◆ **Problem to solve**
Produce a copy of every line in the records that holds the string "header".

◆ **Exercise material**
++++++++++

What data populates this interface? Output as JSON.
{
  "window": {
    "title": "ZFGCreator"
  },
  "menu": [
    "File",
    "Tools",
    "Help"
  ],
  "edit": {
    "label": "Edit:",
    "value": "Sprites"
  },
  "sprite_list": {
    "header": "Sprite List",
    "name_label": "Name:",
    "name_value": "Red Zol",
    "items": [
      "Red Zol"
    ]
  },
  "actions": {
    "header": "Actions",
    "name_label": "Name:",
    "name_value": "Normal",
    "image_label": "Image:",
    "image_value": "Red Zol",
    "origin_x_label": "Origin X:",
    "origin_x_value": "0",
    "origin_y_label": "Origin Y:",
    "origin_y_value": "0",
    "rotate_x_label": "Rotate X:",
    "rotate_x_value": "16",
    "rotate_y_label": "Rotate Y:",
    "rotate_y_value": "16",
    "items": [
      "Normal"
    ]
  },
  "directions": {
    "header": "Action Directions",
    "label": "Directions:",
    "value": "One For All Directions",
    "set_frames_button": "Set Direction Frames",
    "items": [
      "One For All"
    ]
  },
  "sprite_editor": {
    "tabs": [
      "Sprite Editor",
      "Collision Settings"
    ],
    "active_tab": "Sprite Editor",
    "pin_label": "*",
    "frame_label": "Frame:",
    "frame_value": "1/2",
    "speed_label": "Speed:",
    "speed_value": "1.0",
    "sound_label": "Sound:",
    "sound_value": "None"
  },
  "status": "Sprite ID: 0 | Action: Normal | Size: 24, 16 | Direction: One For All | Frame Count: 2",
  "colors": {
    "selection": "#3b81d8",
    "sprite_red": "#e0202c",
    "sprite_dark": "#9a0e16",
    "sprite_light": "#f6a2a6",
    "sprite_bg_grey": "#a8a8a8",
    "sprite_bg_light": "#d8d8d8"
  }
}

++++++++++

◆ **Solution to this exercise**
    "header": "Sprite List",
    "header": "Actions",
    "header": "Action Directions",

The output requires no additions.